■ **Exercise objective**: Print the records exactly as given.

····················

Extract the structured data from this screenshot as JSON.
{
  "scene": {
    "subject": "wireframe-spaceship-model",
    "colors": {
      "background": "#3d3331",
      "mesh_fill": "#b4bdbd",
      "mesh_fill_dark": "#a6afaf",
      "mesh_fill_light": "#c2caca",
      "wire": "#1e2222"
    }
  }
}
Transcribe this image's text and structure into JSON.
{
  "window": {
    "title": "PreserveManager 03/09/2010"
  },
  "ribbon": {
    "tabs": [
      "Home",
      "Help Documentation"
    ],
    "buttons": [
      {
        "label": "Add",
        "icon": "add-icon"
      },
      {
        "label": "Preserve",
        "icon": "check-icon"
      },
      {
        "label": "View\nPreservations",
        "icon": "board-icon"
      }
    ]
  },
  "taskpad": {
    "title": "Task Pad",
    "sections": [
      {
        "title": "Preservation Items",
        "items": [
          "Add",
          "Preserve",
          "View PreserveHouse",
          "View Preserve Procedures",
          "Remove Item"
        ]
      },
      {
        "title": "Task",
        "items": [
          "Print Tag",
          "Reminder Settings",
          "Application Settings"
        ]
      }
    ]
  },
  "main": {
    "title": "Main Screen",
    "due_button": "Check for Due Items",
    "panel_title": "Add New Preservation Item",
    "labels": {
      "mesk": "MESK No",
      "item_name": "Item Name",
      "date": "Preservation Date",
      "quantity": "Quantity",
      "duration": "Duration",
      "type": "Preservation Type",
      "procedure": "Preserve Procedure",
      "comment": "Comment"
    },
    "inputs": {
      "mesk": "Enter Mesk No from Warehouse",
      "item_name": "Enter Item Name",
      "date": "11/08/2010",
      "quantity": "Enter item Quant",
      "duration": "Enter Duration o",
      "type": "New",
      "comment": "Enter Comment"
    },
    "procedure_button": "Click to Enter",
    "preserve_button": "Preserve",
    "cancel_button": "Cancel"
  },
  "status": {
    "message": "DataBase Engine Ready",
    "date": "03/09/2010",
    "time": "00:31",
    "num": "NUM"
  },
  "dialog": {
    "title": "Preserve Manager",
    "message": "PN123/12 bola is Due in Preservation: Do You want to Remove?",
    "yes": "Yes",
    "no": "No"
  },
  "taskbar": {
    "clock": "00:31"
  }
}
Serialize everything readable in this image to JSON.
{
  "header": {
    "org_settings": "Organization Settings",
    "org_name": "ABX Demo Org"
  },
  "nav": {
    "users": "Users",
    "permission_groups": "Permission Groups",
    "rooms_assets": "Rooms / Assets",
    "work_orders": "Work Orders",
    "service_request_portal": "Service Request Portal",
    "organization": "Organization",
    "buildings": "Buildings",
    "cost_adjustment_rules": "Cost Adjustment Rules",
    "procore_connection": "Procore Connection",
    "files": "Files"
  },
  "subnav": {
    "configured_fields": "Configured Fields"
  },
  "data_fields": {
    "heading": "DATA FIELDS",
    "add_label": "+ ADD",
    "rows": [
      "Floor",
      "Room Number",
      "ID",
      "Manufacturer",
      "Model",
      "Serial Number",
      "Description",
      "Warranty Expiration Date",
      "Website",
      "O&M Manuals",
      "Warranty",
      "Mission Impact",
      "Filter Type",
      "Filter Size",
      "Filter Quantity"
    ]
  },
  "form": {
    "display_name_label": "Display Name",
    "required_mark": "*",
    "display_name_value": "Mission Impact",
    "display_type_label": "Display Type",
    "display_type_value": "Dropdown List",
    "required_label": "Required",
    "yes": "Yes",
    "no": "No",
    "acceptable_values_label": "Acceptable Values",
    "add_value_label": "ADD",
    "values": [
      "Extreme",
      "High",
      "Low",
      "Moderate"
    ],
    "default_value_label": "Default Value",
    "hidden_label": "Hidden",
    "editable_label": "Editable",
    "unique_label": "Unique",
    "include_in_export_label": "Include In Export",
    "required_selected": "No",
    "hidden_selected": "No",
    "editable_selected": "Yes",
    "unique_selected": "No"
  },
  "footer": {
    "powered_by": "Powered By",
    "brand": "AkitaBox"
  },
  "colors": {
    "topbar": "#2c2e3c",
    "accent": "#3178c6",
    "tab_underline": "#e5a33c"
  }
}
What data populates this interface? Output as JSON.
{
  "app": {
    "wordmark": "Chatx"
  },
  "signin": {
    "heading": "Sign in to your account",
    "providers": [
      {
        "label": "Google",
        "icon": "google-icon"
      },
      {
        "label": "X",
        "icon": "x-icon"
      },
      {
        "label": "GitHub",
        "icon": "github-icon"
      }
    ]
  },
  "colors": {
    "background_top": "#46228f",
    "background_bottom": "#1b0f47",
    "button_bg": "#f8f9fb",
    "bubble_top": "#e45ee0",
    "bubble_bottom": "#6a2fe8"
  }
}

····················

■ **Response to the exercise**:
Extract the structured data from this screenshot as JSON.
{
  "scene": {
    "subject": "wireframe-spaceship-model",
    "colors": {
      "background": "#3d3331",
      "mesh_fill": "#b4bdbd",
      "mesh_fill_dark": "#a6afaf",
      "mesh_fill_light": "#c2caca",
      "wire": "#1e2222"
    }
  }
}
Transcribe this image's text and structure into JSON.
{
  "window": {
    "title": "PreserveManager 03/09/2010"
  },
  "ribbon": {
    "tabs": [
      "Home",
      "Help Documentation"
    ],
    "buttons": [
      {
        "label": "Add",
        "icon": "add-icon"
      },
      {
        "label": "Preserve",
        "icon": "check-icon"
      },
      {
        "label": "View\nPreservations",
        "icon": "board-icon"
      }
    ]
  },
  "taskpad": {
    "title": "Task Pad",
    "sections": [
      {
        "title": "Preservation Items",
        "items": [
          "Add",
          "Preserve",
          "View PreserveHouse",
          "View Preserve Procedures",
          "Remove Item"
        ]
      },
      {
        "title": "Task",
        "items": [
          "Print Tag",
          "Reminder Settings",
          "Application Settings"
        ]
      }
    ]
  },
  "main": {
    "title": "Main Screen",
    "due_button": "Check for Due Items",
    "panel_title": "Add New Preservation Item",
    "labels": {
      "mesk": "MESK No",
      "item_name": "Item Name",
      "date": "Preservation Date",
      "quantity": "Quantity",
      "duration": "Duration",
      "type": "Preservation Type",
      "procedure": "Preserve Procedure",
      "comment": "Comment"
    },
    "inputs": {
      "mesk": "Enter Mesk No from Warehouse",
      "item_name": "Enter Item Name",
      "date": "11/08/2010",
      "quantity": "Enter item Quant",
      "duration": "Enter Duration o",
      "type": "New",
      "comment": "Enter Comment"
    },
    "procedure_button": "Click to Enter",
    "preserve_button": "Preserve",
    "cancel_button": "Cancel"
  },
  "status": {
    "message": "DataBase Engine Ready",
    "date": "03/09/2010",
    "time": "00:31",
    "num": "NUM"
  },
  "dialog": {
    "title": "Preserve Manager",
    "message": "PN123/12 bola is Due in Preservation: Do You want to Remove?",
    "yes": "Yes",
    "no": "No"
  },
  "taskbar": {
    "clock": "00:31"
  }
}
Serialize everything readable in this image to JSON.
{
  "header": {
    "org_settings": "Organization Settings",
    "org_name": "ABX Demo Org"
  },
  "nav": {
    "users": "Users",
    "permission_groups": "Permission Groups",
    "rooms_assets": "Rooms / Assets",
    "work_orders": "Work Orders",
    "service_request_portal": "Service Request Portal",
    "organization": "Organization",
    "buildings": "Buildings",
    "cost_adjustment_rules": "Cost Adjustment Rules",
    "procore_connection": "Procore Connection",
    "files": "Files"
  },
  "subnav": {
    "configured_fields": "Configured Fields"
  },
  "data_fields": {
    "heading": "DATA FIELDS",
    "add_label": "+ ADD",
    "rows": [
      "Floor",
      "Room Number",
      "ID",
      "Manufacturer",
      "Model",
      "Serial Number",
      "Description",
      "Warranty Expiration Date",
      "Website",
      "O&M Manuals",
      "Warranty",
      "Mission Impact",
      "Filter Type",
      "Filter Size",
      "Filter Quantity"
    ]
  },
  "form": {
    "display_name_label": "Display Name",
    "required_mark": "*",
    "display_name_value": "Mission Impact",
    "display_type_label": "Display Type",
    "display_type_value": "Dropdown List",
    "required_label": "Required",
    "yes": "Yes",
    "no": "No",
    "acceptable_values_label": "Acceptable Values",
    "add_value_label": "ADD",
    "values": [
      "Extreme",
      "High",
      "Low",
      "Moderate"
    ],
    "default_value_label": "Default Value",
    "hidden_label": "Hidden",
    "editable_label": "Editable",
    "unique_label": "Unique",
    "include_in_export_label": "Include In Export",
    "required_selected": "No",
    "hidden_selected": "No",
    "editable_selected": "Yes",
    "unique_selected": "No"
  },
  "footer": {
    "powered_by": "Powered By",
    "brand": "AkitaBox"
  },
  "colors": {
    "topbar": "#2c2e3c",
    "accent": "#3178c6",
    "tab_underline": "#e5a33c"
  }
}
What data populates this interface? Output as JSON.
{
  "app": {
    "wordmark": "Chatx"
  },
  "signin": {
    "heading": "Sign in to your account",
    "providers": [
      {
        "label": "Google",
        "icon": "google-icon"
      },
      {
        "label": "X",
        "icon": "x-icon"
      },
      {
        "label": "GitHub",
        "icon": "github-icon"
      }
    ]
  },
  "colors": {
    "background_top": "#46228f",
    "background_bottom": "#1b0f47",
    "button_bg": "#f8f9fb",
    "bubble_top": "#e45ee0",
    "bubble_bottom": "#6a2fe8"
  }
}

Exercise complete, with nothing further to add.